| Work to complete |
Each line with the word "Show" must appear in the answer, copied from the records.

| Source data |
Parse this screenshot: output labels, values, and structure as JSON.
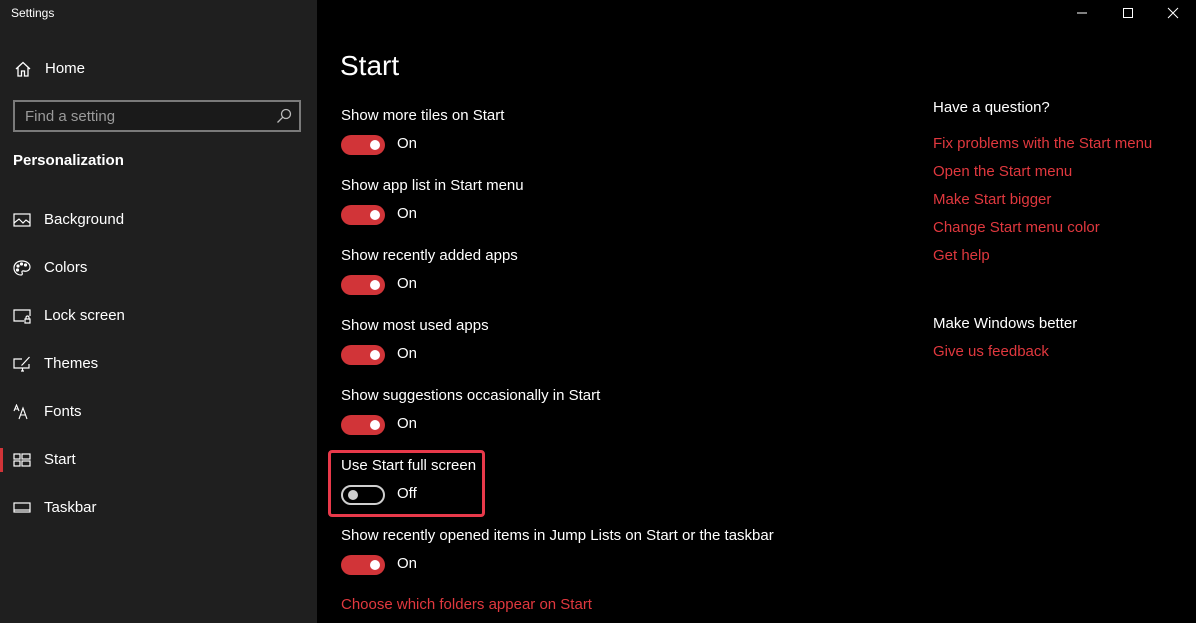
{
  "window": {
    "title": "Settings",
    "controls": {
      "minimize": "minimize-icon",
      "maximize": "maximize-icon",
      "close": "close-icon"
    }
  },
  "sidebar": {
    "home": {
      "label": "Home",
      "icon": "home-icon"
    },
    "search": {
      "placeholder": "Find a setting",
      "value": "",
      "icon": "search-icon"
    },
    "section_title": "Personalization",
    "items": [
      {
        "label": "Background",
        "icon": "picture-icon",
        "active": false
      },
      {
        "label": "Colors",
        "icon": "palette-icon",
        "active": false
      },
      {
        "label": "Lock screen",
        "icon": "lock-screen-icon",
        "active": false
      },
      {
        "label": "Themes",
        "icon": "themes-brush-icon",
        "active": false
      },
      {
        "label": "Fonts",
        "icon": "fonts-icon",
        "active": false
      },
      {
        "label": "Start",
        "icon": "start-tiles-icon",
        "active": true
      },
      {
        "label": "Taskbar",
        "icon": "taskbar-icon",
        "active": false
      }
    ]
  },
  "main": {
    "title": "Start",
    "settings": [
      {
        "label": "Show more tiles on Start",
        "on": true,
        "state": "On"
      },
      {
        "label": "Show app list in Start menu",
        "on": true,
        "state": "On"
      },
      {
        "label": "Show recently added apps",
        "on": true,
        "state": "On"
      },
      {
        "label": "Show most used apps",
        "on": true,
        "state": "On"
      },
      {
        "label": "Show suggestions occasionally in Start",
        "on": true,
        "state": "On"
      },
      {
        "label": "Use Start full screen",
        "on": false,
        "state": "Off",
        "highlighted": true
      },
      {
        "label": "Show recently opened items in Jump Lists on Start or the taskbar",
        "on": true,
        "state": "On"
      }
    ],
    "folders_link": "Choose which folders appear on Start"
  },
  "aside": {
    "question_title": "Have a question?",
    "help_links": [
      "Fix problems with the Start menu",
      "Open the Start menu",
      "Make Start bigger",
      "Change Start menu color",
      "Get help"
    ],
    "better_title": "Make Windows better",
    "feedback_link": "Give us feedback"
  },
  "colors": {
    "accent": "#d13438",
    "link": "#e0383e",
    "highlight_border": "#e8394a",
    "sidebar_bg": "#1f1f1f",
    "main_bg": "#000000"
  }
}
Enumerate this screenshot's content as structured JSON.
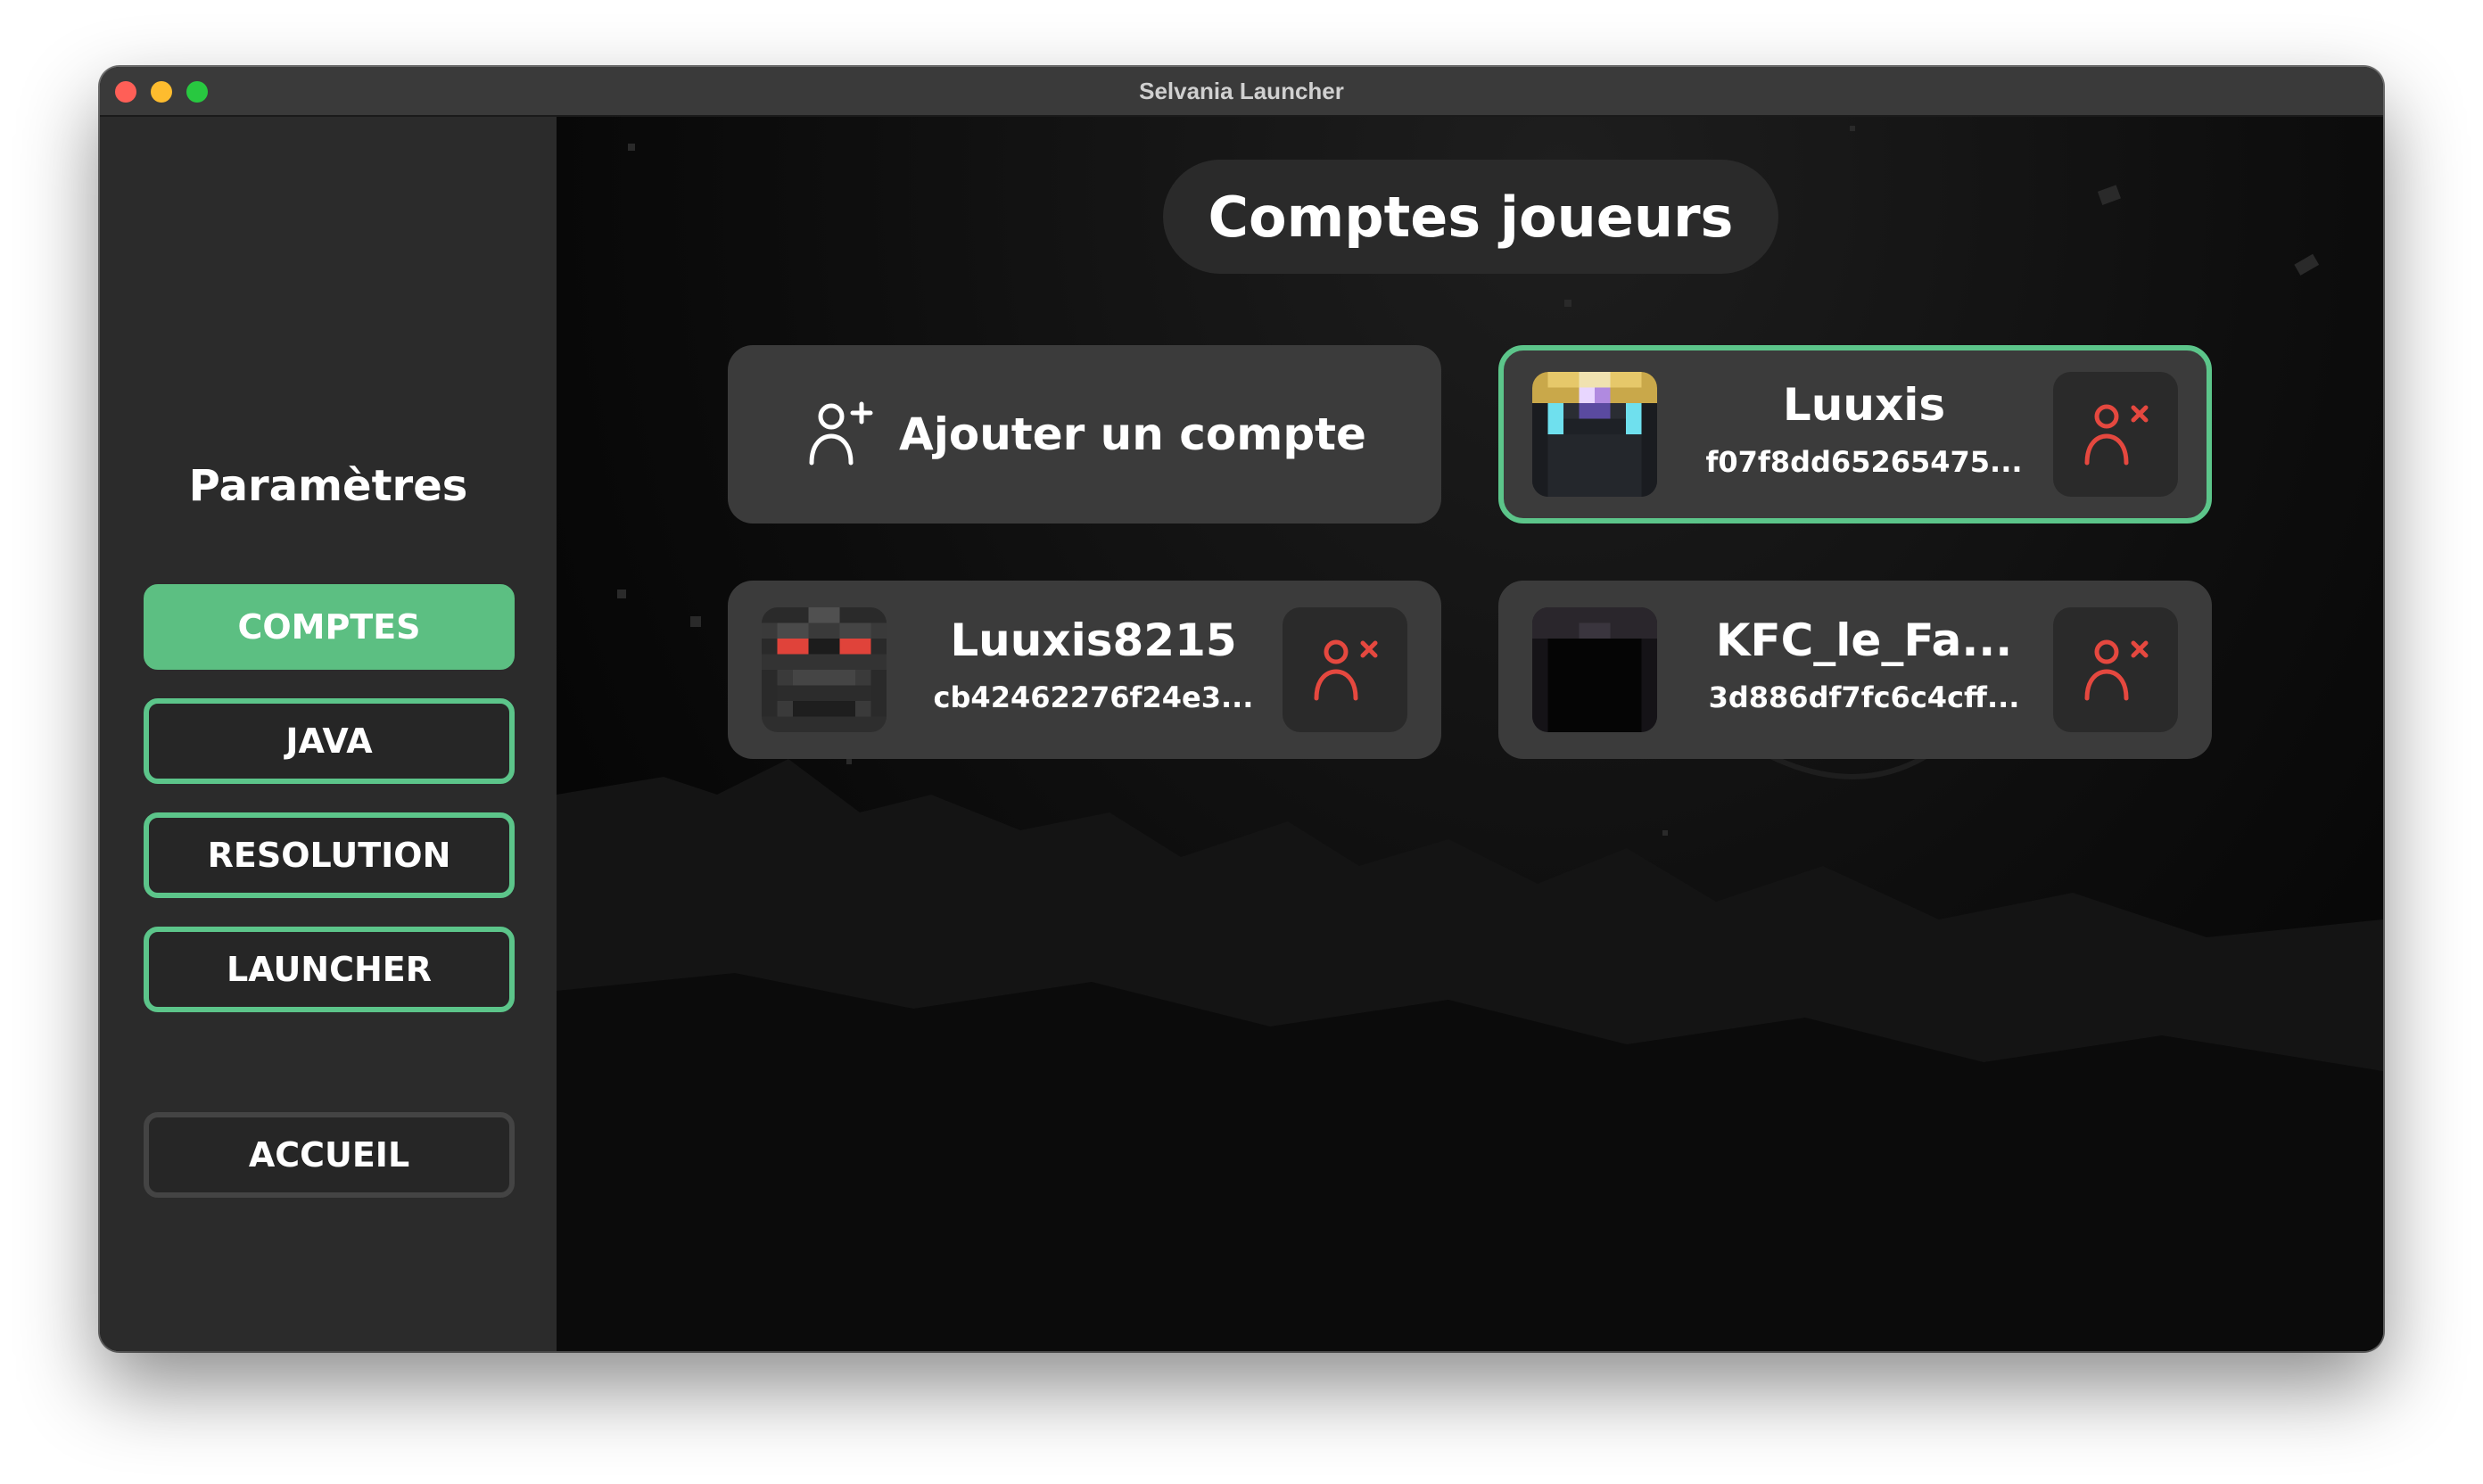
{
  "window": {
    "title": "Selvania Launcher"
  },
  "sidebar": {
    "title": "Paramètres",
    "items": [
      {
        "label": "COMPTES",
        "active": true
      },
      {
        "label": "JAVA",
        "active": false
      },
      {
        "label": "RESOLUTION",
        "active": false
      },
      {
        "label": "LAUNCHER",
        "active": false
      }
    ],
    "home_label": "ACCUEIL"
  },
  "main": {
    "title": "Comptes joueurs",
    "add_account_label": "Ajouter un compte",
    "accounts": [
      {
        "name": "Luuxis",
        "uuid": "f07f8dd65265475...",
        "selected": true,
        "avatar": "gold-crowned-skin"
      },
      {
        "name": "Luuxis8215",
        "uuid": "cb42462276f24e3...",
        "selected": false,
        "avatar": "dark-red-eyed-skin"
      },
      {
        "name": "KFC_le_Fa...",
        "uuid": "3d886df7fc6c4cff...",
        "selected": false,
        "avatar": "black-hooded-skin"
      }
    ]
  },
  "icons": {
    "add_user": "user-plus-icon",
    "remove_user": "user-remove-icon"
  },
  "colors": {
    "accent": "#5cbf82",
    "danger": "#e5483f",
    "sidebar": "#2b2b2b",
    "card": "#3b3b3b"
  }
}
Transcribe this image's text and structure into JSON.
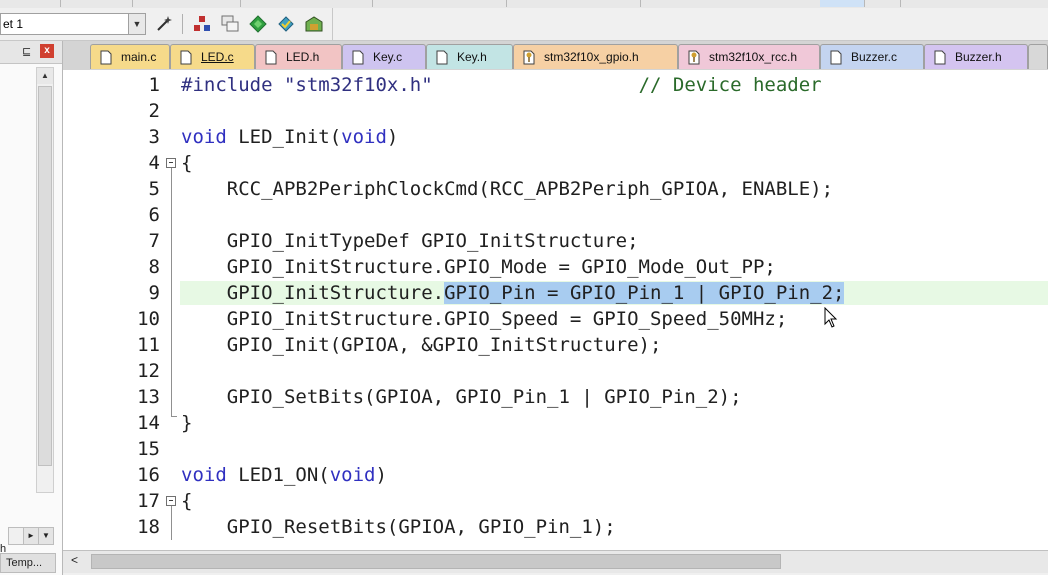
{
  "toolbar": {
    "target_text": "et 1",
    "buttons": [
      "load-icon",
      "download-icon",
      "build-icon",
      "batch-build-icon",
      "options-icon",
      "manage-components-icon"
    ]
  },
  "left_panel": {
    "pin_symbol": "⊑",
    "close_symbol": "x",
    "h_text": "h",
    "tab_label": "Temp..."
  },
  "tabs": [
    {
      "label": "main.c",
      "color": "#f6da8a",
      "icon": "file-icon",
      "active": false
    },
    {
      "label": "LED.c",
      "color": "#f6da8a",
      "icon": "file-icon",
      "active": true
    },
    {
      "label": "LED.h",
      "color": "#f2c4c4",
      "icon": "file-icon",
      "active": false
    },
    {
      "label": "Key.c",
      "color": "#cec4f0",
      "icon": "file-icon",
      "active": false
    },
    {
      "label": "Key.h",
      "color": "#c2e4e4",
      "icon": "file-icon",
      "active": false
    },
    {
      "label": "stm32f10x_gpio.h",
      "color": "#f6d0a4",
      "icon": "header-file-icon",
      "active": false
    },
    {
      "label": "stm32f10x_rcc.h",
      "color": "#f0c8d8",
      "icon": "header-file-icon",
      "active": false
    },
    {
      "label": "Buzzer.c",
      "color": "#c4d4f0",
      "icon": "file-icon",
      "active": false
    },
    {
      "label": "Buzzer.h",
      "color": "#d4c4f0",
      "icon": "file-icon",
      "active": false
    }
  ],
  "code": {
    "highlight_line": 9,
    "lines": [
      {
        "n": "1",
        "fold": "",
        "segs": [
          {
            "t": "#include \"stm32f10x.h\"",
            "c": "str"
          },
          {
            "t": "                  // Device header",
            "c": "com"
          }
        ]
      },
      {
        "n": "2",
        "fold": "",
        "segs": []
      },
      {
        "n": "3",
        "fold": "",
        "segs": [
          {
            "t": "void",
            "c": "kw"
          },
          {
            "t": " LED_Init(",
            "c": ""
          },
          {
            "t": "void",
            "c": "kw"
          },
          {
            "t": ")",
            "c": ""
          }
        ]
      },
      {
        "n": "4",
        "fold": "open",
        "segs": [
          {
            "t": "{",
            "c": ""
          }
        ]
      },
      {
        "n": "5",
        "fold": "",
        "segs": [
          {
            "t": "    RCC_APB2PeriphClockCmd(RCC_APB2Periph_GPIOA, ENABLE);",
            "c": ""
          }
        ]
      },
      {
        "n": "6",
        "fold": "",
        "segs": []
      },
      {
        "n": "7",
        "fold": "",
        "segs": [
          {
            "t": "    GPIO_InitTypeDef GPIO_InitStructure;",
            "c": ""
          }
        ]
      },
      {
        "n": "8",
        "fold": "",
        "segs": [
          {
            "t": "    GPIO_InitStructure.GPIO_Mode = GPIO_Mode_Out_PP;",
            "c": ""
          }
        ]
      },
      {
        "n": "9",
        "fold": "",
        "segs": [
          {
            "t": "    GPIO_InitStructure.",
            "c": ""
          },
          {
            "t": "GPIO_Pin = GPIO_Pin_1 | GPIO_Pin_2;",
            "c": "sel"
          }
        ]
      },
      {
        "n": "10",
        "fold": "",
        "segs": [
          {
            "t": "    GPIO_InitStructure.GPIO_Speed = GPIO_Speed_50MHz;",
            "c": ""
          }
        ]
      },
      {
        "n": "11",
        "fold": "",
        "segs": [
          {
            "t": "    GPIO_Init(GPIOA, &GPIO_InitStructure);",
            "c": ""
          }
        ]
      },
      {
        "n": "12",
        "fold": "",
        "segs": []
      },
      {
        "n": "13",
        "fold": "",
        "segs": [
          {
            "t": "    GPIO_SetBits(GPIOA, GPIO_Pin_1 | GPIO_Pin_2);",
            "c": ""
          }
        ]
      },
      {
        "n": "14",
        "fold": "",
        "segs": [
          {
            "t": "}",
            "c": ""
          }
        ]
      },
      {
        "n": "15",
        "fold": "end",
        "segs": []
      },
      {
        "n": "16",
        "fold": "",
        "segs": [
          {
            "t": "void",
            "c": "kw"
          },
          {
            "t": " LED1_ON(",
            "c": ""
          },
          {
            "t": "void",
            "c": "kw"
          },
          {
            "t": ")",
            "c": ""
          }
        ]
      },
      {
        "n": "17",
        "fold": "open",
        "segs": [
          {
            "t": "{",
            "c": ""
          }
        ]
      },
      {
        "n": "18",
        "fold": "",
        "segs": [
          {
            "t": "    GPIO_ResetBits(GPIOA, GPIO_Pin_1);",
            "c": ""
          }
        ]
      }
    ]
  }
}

| Output for this exercise |
        "label": "Show more tiles on Start",
        "label": "Show app list in Start menu",
        "label": "Show recently added apps",
        "label": "Show most used apps",
        "label": "Show suggestions occasionally in Start",
        "label": "Show recently opened items in Jump Lists on Start or the taskbar",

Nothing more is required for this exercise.